#### [YOUR GOAL]
Would you restate each entry word for word, omitting the pictures?

(Stored items)
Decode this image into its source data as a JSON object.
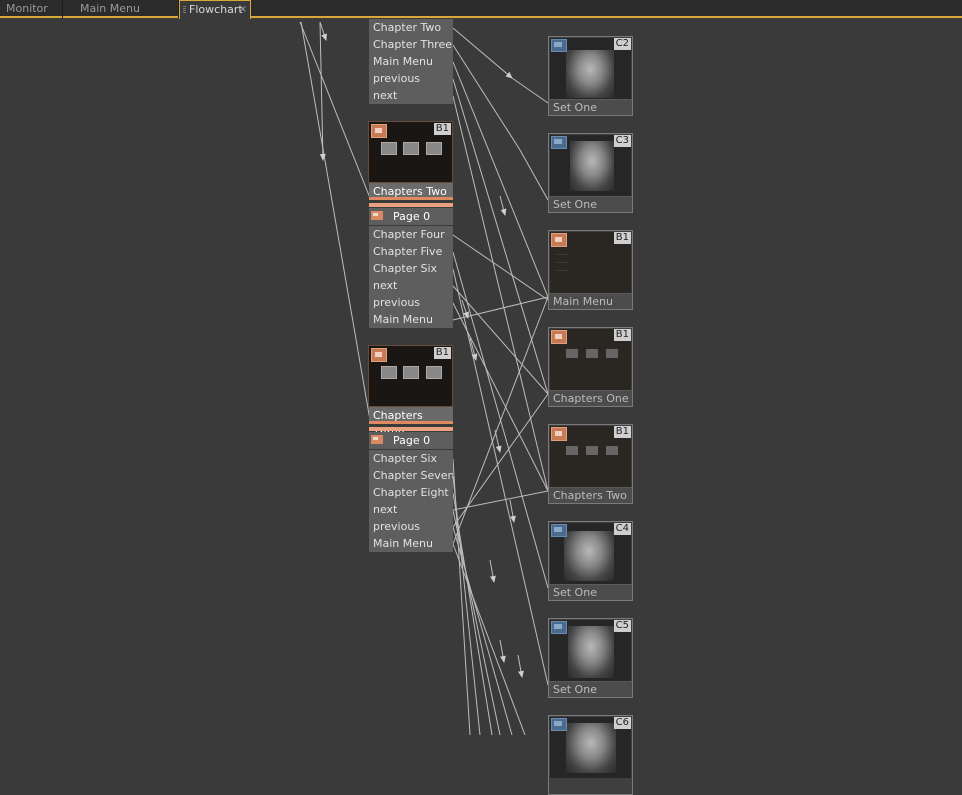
{
  "tabs": [
    {
      "label": "Monitor"
    },
    {
      "label": "Main Menu"
    },
    {
      "label": "Flowchart",
      "active": true,
      "close": "×"
    }
  ],
  "menu_top": {
    "rows": [
      "Chapter Two",
      "Chapter Three",
      "Main Menu",
      "previous",
      "next"
    ]
  },
  "menu_b1a": {
    "tag": "B1",
    "label": "Chapters Two",
    "page": "Page 0",
    "rows": [
      "Chapter Four",
      "Chapter Five",
      "Chapter Six",
      "next",
      "previous",
      "Main Menu"
    ]
  },
  "menu_b1b": {
    "tag": "B1",
    "label": "Chapters Three",
    "page": "Page 0",
    "rows": [
      "Chapter Six",
      "Chapter Seven",
      "Chapter Eight",
      "next",
      "previous",
      "Main Menu"
    ]
  },
  "nodes": [
    {
      "tag": "C2",
      "label": "Set One"
    },
    {
      "tag": "C3",
      "label": "Set One"
    },
    {
      "tag": "B1",
      "label": "Main Menu"
    },
    {
      "tag": "B1",
      "label": "Chapters One"
    },
    {
      "tag": "B1",
      "label": "Chapters Two"
    },
    {
      "tag": "C4",
      "label": "Set One"
    },
    {
      "tag": "C5",
      "label": "Set One"
    },
    {
      "tag": "C6",
      "label": ""
    }
  ],
  "colors": {
    "background": "#3a3a3a",
    "tab_accent": "#d8a838",
    "menu_accent": "#e08860",
    "line": "#bdbdbd"
  },
  "icons": [
    "menu-emblem-icon",
    "film-clip-icon",
    "tab-grip-icon",
    "close-icon"
  ]
}
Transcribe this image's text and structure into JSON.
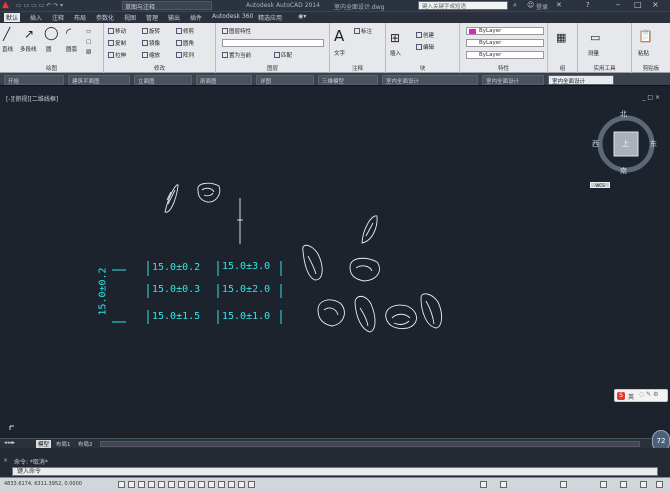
{
  "title_bar": {
    "app_title": "Autodesk AutoCAD 2014",
    "file_name": "室内全面设计.dwg",
    "search_placeholder": "键入关键字或短语",
    "login": "登录",
    "workspace": "草图与注释"
  },
  "ribbon_tabs": [
    "默认",
    "插入",
    "注释",
    "布局",
    "参数化",
    "视图",
    "管理",
    "输出",
    "插件",
    "Autodesk 360",
    "精选应用"
  ],
  "ribbon_panels": [
    {
      "label": "绘图",
      "buttons": [
        "直线",
        "多段线",
        "圆",
        "圆弧"
      ]
    },
    {
      "label": "修改",
      "buttons": [
        "移动",
        "旋转",
        "修剪",
        "复制",
        "镜像",
        "圆角",
        "拉伸",
        "缩放",
        "阵列"
      ]
    },
    {
      "label": "图层",
      "buttons": [
        "图层特性",
        "置为当前",
        "匹配"
      ]
    },
    {
      "label": "注释",
      "buttons": [
        "文字",
        "标注"
      ]
    },
    {
      "label": "块",
      "buttons": [
        "插入",
        "创建",
        "编辑"
      ]
    },
    {
      "label": "特性",
      "buttons": [
        "ByLayer",
        "ByLayer",
        "ByLayer"
      ]
    },
    {
      "label": "组",
      "buttons": [
        "组"
      ]
    },
    {
      "label": "实用工具",
      "buttons": [
        "测量"
      ]
    },
    {
      "label": "剪贴板",
      "buttons": [
        "粘贴"
      ]
    }
  ],
  "doc_tabs": [
    "开始",
    "建筑平面图",
    "立面图",
    "剖面图",
    "详图",
    "三维模型",
    "室内全面设计",
    "室内全面设计",
    "室内全面设计"
  ],
  "viewport": {
    "label": "[-][俯视][二维线框]",
    "controls": "_ □ ×"
  },
  "viewcube": {
    "north": "北",
    "south": "南",
    "east": "东",
    "west": "西",
    "top": "上",
    "wcs": "WCS"
  },
  "dimensions": {
    "vertical": "15.0±0.2",
    "col1": [
      "15.0±0.2",
      "15.0±0.3",
      "15.0±1.5"
    ],
    "col2": [
      "15.0±3.0",
      "15.0±2.0",
      "15.0±1.0"
    ]
  },
  "layout_tabs": [
    "模型",
    "布局1",
    "布局2"
  ],
  "command": {
    "history": "命令: *取消*",
    "prompt": "键入命令"
  },
  "status": {
    "coords": "4833.6174, 6311.3952, 0.0000"
  },
  "ime": {
    "label": "英"
  },
  "round_button": "72"
}
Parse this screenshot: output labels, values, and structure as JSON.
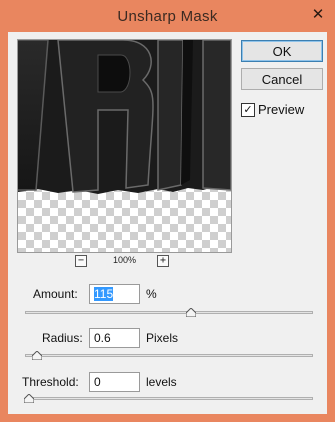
{
  "dialog": {
    "title": "Unsharp Mask",
    "close_glyph": "✕"
  },
  "buttons": {
    "ok": "OK",
    "cancel": "Cancel"
  },
  "preview": {
    "label": "Preview",
    "checked": true,
    "check_glyph": "✓"
  },
  "zoom": {
    "level": "100%",
    "minus": "−",
    "plus": "+"
  },
  "amount": {
    "label": "Amount:",
    "value": "115",
    "unit": "%",
    "slider_fraction": 0.58
  },
  "radius": {
    "label": "Radius:",
    "value": "0.6",
    "unit": "Pixels",
    "slider_fraction": 0.03
  },
  "threshold": {
    "label": "Threshold:",
    "value": "0",
    "unit": "levels",
    "slider_fraction": 0.0
  }
}
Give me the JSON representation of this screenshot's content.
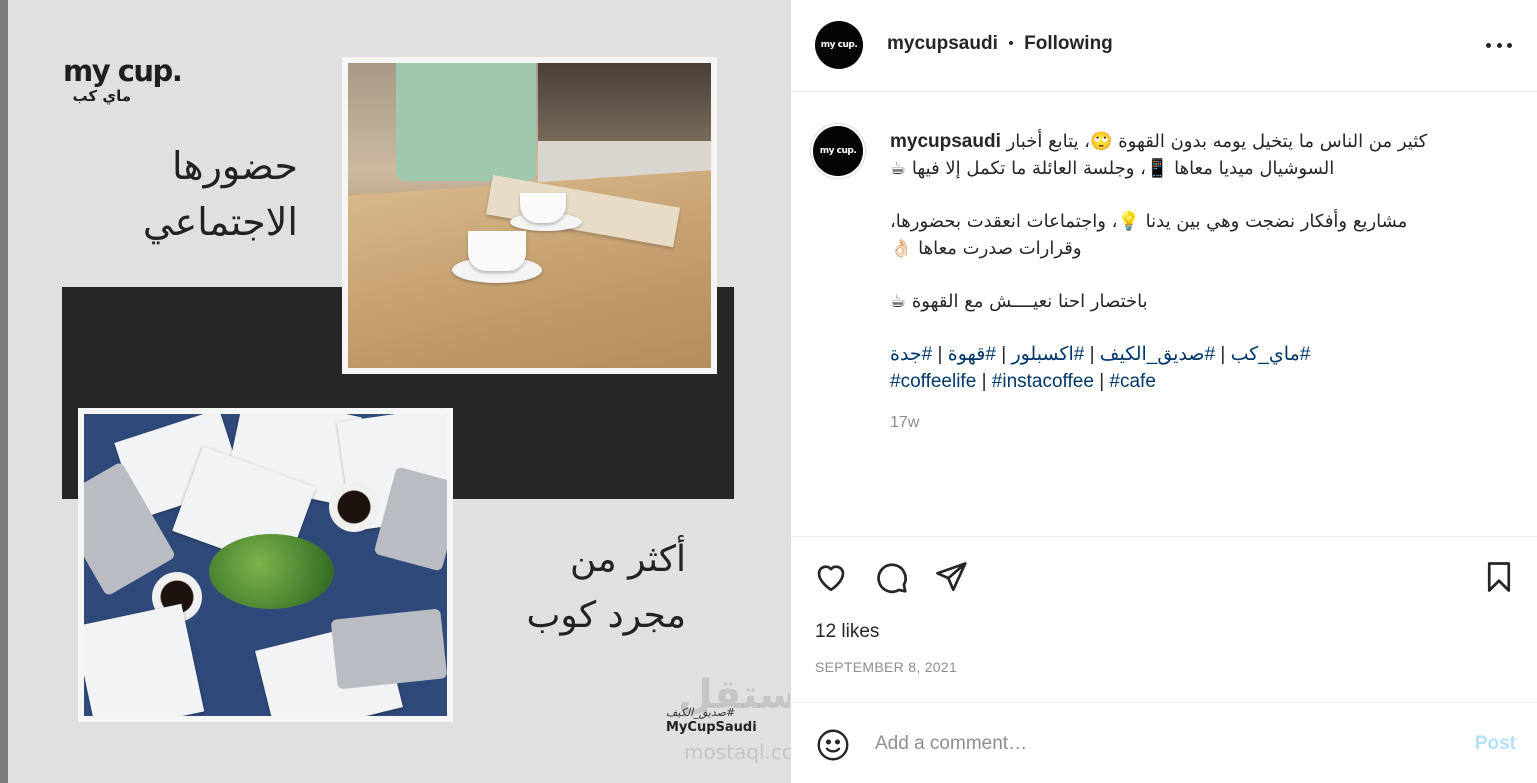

#### [SOLUTION BELOW]
Decode this image into its source data as a JSON object.
{
  "tabs": [
    {
      "label": "Monitor"
    },
    {
      "label": "Main Menu"
    },
    {
      "label": "Flowchart",
      "active": true,
      "close": "×"
    }
  ],
  "menu_top": {
    "rows": [
      "Chapter Two",
      "Chapter Three",
      "Main Menu",
      "previous",
      "next"
    ]
  },
  "menu_b1a": {
    "tag": "B1",
    "label": "Chapters Two",
    "page": "Page 0",
    "rows": [
      "Chapter Four",
      "Chapter Five",
      "Chapter Six",
      "next",
      "previous",
      "Main Menu"
    ]
  },
  "menu_b1b": {
    "tag": "B1",
    "label": "Chapters Three",
    "page": "Page 0",
    "rows": [
      "Chapter Six",
      "Chapter Seven",
      "Chapter Eight",
      "next",
      "previous",
      "Main Menu"
    ]
  },
  "nodes": [
    {
      "tag": "C2",
      "label": "Set One"
    },
    {
      "tag": "C3",
      "label": "Set One"
    },
    {
      "tag": "B1",
      "label": "Main Menu"
    },
    {
      "tag": "B1",
      "label": "Chapters One"
    },
    {
      "tag": "B1",
      "label": "Chapters Two"
    },
    {
      "tag": "C4",
      "label": "Set One"
    },
    {
      "tag": "C5",
      "label": "Set One"
    },
    {
      "tag": "C6",
      "label": ""
    }
  ],
  "colors": {
    "background": "#3a3a3a",
    "tab_accent": "#d8a838",
    "menu_accent": "#e08860",
    "line": "#bdbdbd"
  },
  "icons": [
    "menu-emblem-icon",
    "film-clip-icon",
    "tab-grip-icon",
    "close-icon"
  ]
}
Transcribe this image's text and structure into JSON.
{
  "title_bar": {
    "app_title": "Autodesk AutoCAD 2014",
    "file_name": "室内全面设计.dwg",
    "search_placeholder": "键入关键字或短语",
    "login": "登录",
    "workspace": "草图与注释"
  },
  "ribbon_tabs": [
    "默认",
    "插入",
    "注释",
    "布局",
    "参数化",
    "视图",
    "管理",
    "输出",
    "插件",
    "Autodesk 360",
    "精选应用"
  ],
  "ribbon_panels": [
    {
      "label": "绘图",
      "buttons": [
        "直线",
        "多段线",
        "圆",
        "圆弧"
      ]
    },
    {
      "label": "修改",
      "buttons": [
        "移动",
        "旋转",
        "修剪",
        "复制",
        "镜像",
        "圆角",
        "拉伸",
        "缩放",
        "阵列"
      ]
    },
    {
      "label": "图层",
      "buttons": [
        "图层特性",
        "置为当前",
        "匹配"
      ]
    },
    {
      "label": "注释",
      "buttons": [
        "文字",
        "标注"
      ]
    },
    {
      "label": "块",
      "buttons": [
        "插入",
        "创建",
        "编辑"
      ]
    },
    {
      "label": "特性",
      "buttons": [
        "ByLayer",
        "ByLayer",
        "ByLayer"
      ]
    },
    {
      "label": "组",
      "buttons": [
        "组"
      ]
    },
    {
      "label": "实用工具",
      "buttons": [
        "测量"
      ]
    },
    {
      "label": "剪贴板",
      "buttons": [
        "粘贴"
      ]
    }
  ],
  "doc_tabs": [
    "开始",
    "建筑平面图",
    "立面图",
    "剖面图",
    "详图",
    "三维模型",
    "室内全面设计",
    "室内全面设计",
    "室内全面设计"
  ],
  "viewport": {
    "label": "[-][俯视][二维线框]",
    "controls": "_ □ ×"
  },
  "viewcube": {
    "north": "北",
    "south": "南",
    "east": "东",
    "west": "西",
    "top": "上",
    "wcs": "WCS"
  },
  "dimensions": {
    "vertical": "15.0±0.2",
    "col1": [
      "15.0±0.2",
      "15.0±0.3",
      "15.0±1.5"
    ],
    "col2": [
      "15.0±3.0",
      "15.0±2.0",
      "15.0±1.0"
    ]
  },
  "layout_tabs": [
    "模型",
    "布局1",
    "布局2"
  ],
  "command": {
    "history": "命令: *取消*",
    "prompt": "键入命令"
  },
  "status": {
    "coords": "4833.6174, 6311.3952, 0.0000"
  },
  "ime": {
    "label": "英"
  },
  "round_button": "72"
}
Parse this screenshot: output labels, values, and structure as JSON.
{
  "dialog": {
    "title": "Unsharp Mask",
    "close_glyph": "✕"
  },
  "buttons": {
    "ok": "OK",
    "cancel": "Cancel"
  },
  "preview": {
    "label": "Preview",
    "checked": true,
    "check_glyph": "✓"
  },
  "zoom": {
    "level": "100%",
    "minus": "−",
    "plus": "+"
  },
  "amount": {
    "label": "Amount:",
    "value": "115",
    "unit": "%",
    "slider_fraction": 0.58
  },
  "radius": {
    "label": "Radius:",
    "value": "0.6",
    "unit": "Pixels",
    "slider_fraction": 0.03
  },
  "threshold": {
    "label": "Threshold:",
    "value": "0",
    "unit": "levels",
    "slider_fraction": 0.0
  }
}
Give me the JSON representation of this screenshot's content.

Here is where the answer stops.